A comp sci joke claims that there are 10 kinds of people: those who understand binary numerals and those who don’t. Being a former computer science student myself, I find it tickles my funny bone.
Note that I wrote “binary numerals” and not “binary numbers.” There are no binary numbers, just like there are no decimal numbers. Numbers are numbers, not decimal or binary or hexadecimal.
Numbers and Numerals
The distinction between numbers and numerals is important. Numbers are abstract entities that exist independent of their representations. Representations of numbers are called numerals. The familiar numerals of the Indian decimal system are ten in number: 0 through 9. The numerals of the less familiar binary system are two in number: 0 and 1. The number two is represented in decimal (base ten) as 2 and in binary (base two) as 10.
There are an infinite number of integers (whole numbers), an infinite number of fractions, a greater infinite number of real numbers, and so on. But the number of symbols in the decimal system is only ten and with only the addition of just one more symbol — the decimal point — all numbers can be represented. That’s magic.
The question whether numbers exist has bothered philosophers for some time. We enumerate, count and do arithmetic using the cardinal numbers. But would numbers exist in a world without objects? Does that question even make sense? As a worldly philosopher, my guess is that numbers do exist but they don’t persist once the thought that considers them ends. Numerals, though, exist and persist even when no human mind is contemplating them.
Here endth the lesson.
Postscript: I am appending what I wrote in reply to a comment to this post —
Numbers and numerals differ in the same sense that an object and its name differs. Think of something concrete such as a cow. That thing has different representations in different languages — cow in English, gai in Hindi, guru in Bengali, vache in French, vaca in Spanish, etc. Different base systems are like different languages to express the same abstract object.

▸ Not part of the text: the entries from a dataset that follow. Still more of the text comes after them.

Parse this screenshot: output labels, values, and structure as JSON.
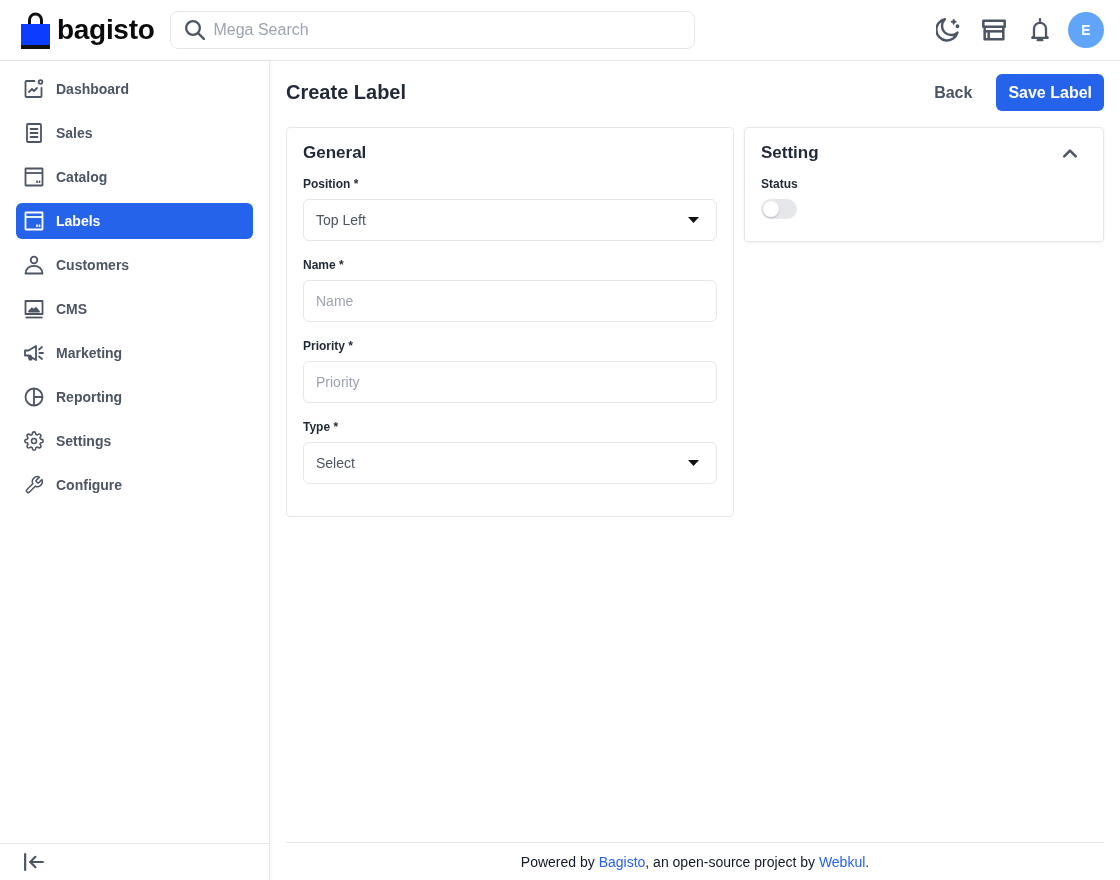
{
  "header": {
    "logo": "bagisto",
    "search": {
      "placeholder": "Mega Search"
    },
    "avatar": "E"
  },
  "sidebar": {
    "items": [
      {
        "label": "Dashboard",
        "selected": false
      },
      {
        "label": "Sales",
        "selected": false
      },
      {
        "label": "Catalog",
        "selected": false
      },
      {
        "label": "Labels",
        "selected": true
      },
      {
        "label": "Customers",
        "selected": false
      },
      {
        "label": "CMS",
        "selected": false
      },
      {
        "label": "Marketing",
        "selected": false
      },
      {
        "label": "Reporting",
        "selected": false
      },
      {
        "label": "Settings",
        "selected": false
      },
      {
        "label": "Configure",
        "selected": false
      }
    ]
  },
  "page": {
    "title": "Create Label",
    "back_button": "Back",
    "save_button": "Save Label"
  },
  "general": {
    "title": "General",
    "fields": [
      {
        "kind": "select",
        "label": "Position *",
        "value": "Top Left"
      },
      {
        "kind": "input",
        "label": "Name *",
        "placeholder": "Name"
      },
      {
        "kind": "input",
        "label": "Priority *",
        "placeholder": "Priority"
      },
      {
        "kind": "select",
        "label": "Type *",
        "value": "Select"
      }
    ]
  },
  "setting": {
    "title": "Setting",
    "expanded": true,
    "status": {
      "label": "Status",
      "on": false
    }
  },
  "footer": {
    "parts": [
      {
        "kind": "text",
        "text": "Powered by "
      },
      {
        "kind": "link",
        "text": "Bagisto"
      },
      {
        "kind": "text",
        "text": ", an open-source project by "
      },
      {
        "kind": "link",
        "text": "Webkul"
      },
      {
        "kind": "text",
        "text": "."
      }
    ]
  }
}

Another analogy we could use is that of a person and his name. The same person can be referred to by different people using different names: Daddy by the kids, Alexis by the wife, Alex by his coworkers, Mr Martin by his clients, and Al by his friends. So the number five is represented by the commonly used numeral 5 but as the “V” in the Roman numeral system. So the representation “xi” could refer to the number eleven or to the name of a Chinese person, depending on the context.
Anyway, I like words. They help us think. The words “numbers” and “numerals” refer to different classes of objects. Words matter. They help us comprehend the world as ideas. Numbers are ideas and people have discovered different ways of representing them. Some centuries ago, Indians invented the representation for zero and the decimal positional system.